People were dressed in informal and casual attire, seated patiently like they were waiting for a talk to start. This looked anything but a rock guitar performance.
It was like a family outing even. A PG-movie screening.
Why “Deeper Than Purple”?
Initially I thought it was a reference to the 70s-era band who gave the world “Smoke On Water”.
It seems Rosli’s a philosophical guy.
As he explained during the show, it has something to do with the colours of the walls in his home studio. And then Rosli started to speak of his late father.
He had to compose himself twice.
If Rosli didn’t sound quite as coherent as he could at that point, I’m sure the crowd forgave him.
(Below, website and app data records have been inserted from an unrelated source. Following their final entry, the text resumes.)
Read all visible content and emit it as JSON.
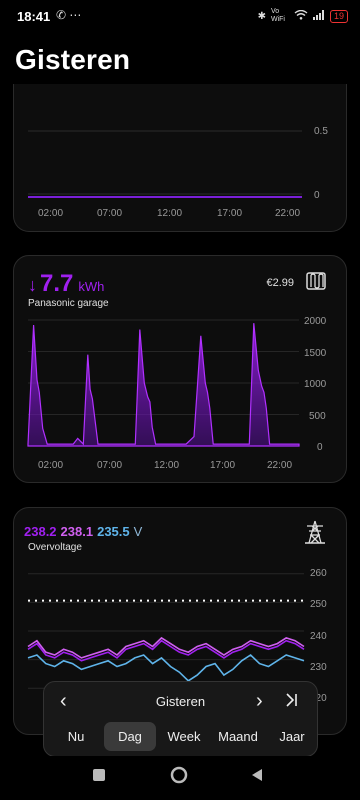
{
  "status_bar": {
    "time": "18:41",
    "network_label": "Vo WiFi",
    "battery": "19"
  },
  "page": {
    "title": "Gisteren"
  },
  "card1": {
    "x_ticks": [
      "02:00",
      "07:00",
      "12:00",
      "17:00",
      "22:00"
    ],
    "y_ticks": [
      "0.5",
      "0"
    ]
  },
  "card2": {
    "value": "7.7",
    "unit": "kWh",
    "label": "Panasonic garage",
    "cost": "€2.99",
    "icon": "heatpump-icon",
    "x_ticks": [
      "02:00",
      "07:00",
      "12:00",
      "17:00",
      "22:00"
    ],
    "y_ticks": [
      "2000",
      "1500",
      "1000",
      "500",
      "0"
    ],
    "color": "#a020f0"
  },
  "card3": {
    "v1": "238.2",
    "v2": "238.1",
    "v3": "235.5",
    "unit": "V",
    "label": "Overvoltage",
    "icon": "power-pylon-icon",
    "y_ticks": [
      "260",
      "250",
      "240",
      "230",
      "220"
    ],
    "colors": [
      "#a020f0",
      "#d060f0",
      "#5fb4ea"
    ]
  },
  "range_selector": {
    "title": "Gisteren",
    "tabs": [
      "Nu",
      "Dag",
      "Week",
      "Maand",
      "Jaar"
    ],
    "active_tab": "Dag"
  },
  "chart_data": [
    {
      "type": "line",
      "x_labels": [
        "02:00",
        "07:00",
        "12:00",
        "17:00",
        "22:00"
      ],
      "ylim": [
        0,
        0.5
      ],
      "series": [
        {
          "values": [
            0,
            0,
            0,
            0,
            0
          ]
        }
      ]
    },
    {
      "type": "area",
      "x_labels": [
        "02:00",
        "07:00",
        "12:00",
        "17:00",
        "22:00"
      ],
      "ylim": [
        0,
        2000
      ],
      "series": [
        {
          "x": [
            0,
            0.5,
            0.8,
            1.0,
            1.3,
            1.7,
            3,
            4,
            4.4,
            4.9,
            5.3,
            5.5,
            5.7,
            6.2,
            8,
            9.5,
            9.9,
            10.3,
            10.6,
            10.8,
            11.0,
            11.3,
            12,
            14,
            14.7,
            15.3,
            15.7,
            15.9,
            16.1,
            16.4,
            18,
            19.6,
            20.0,
            20.4,
            20.7,
            20.9,
            21.1,
            21.4,
            22,
            24
          ],
          "y": [
            30,
            1920,
            1050,
            850,
            280,
            30,
            30,
            30,
            120,
            30,
            1450,
            900,
            750,
            30,
            30,
            30,
            1850,
            1000,
            780,
            700,
            300,
            30,
            30,
            30,
            150,
            1750,
            1000,
            850,
            600,
            30,
            30,
            30,
            1950,
            1200,
            950,
            850,
            600,
            30,
            30,
            30
          ]
        }
      ]
    },
    {
      "type": "line",
      "ylim": [
        218,
        262
      ],
      "reference_line": 252,
      "series": [
        {
          "values": [
            235,
            237,
            233,
            232,
            234,
            233,
            231,
            232,
            233,
            234,
            232,
            235,
            236,
            237,
            235,
            238,
            236,
            234,
            233,
            235,
            236,
            234,
            232,
            234,
            235,
            237,
            236,
            235,
            236,
            238,
            237,
            235
          ]
        },
        {
          "values": [
            236,
            238,
            234,
            233,
            235,
            234,
            232,
            233,
            234,
            235,
            233,
            236,
            237,
            238,
            236,
            239,
            237,
            235,
            234,
            236,
            237,
            235,
            233,
            235,
            236,
            238,
            237,
            236,
            237,
            239,
            238,
            236
          ]
        },
        {
          "values": [
            232,
            233,
            230,
            229,
            231,
            230,
            228,
            229,
            230,
            231,
            229,
            230,
            232,
            233,
            230,
            232,
            229,
            227,
            224,
            226,
            229,
            230,
            226,
            228,
            231,
            233,
            230,
            229,
            231,
            233,
            232,
            231
          ]
        }
      ]
    }
  ]
}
That was if any had even found fault with him in the first place.
His dad had passed on.
I saw the show as Rosli’s tribute to his friends, colleagues and loved ones. Through his music.
In introducing the song “Sorry I’m Late”, his advice to the largely young adult audience was tell their loved ones “sorry/ thank you/ whatever we feel we have to say to make peace”. Don’t be sorry like he was, in being late to say what he wanted to tell his father.
What struck me was Rosli said very little about himself.
Last night’s show could have easily been a session of single-musician showmanship. Of electric-fan blown and mindless fretboard shredding. Of self-indulgent messages of personal triumphs; chest-thumping self-righteous indignation against the oft-repeated lack of support of Singapore-based music.
But thankfully there was none of that.
Respect, Friendship, Humility, Open-mindedness
Instead, Rosli chose the night to honor his friends, family, his late father. His volunteers, sponsors and supporters. He didn’t glamourise the musical journey he chose for himself.
What he did mention of himself, he was honest and self-depreciative even.
It was apt that he let his music speak for him. And it’s a nice side that I heard (the CD sounds even better).
I liked that his music show had interesting ideas (lucky-draw, audience participantion). I appreciated the philosophical musings from his in-between songs anecdotes.
“Don’t be late for whatever you wish to say, to whomever you know is necessary”.
“Empty your mind of prejudices,or else it will be too full to take in anything new”.
In an age where young impressionable minds quest for their next musical idol, or seek affirmations from those who would give them any excuse to be anti-establishment, Rosli was a mix of the down-to-earth familiar and non-egotistical maturity.
Rosli seems to draw a discerning crowd of those who are connected by his musical ideas and expression.
Put in that context, it occurred to me Rosli would be a good role musician model.
Congratulations on the launch of your 2nd album, Rosli.
[update: Rosli Mansor’s thoughts: “Deeper Than Purple – Portrait of Fading Faces”]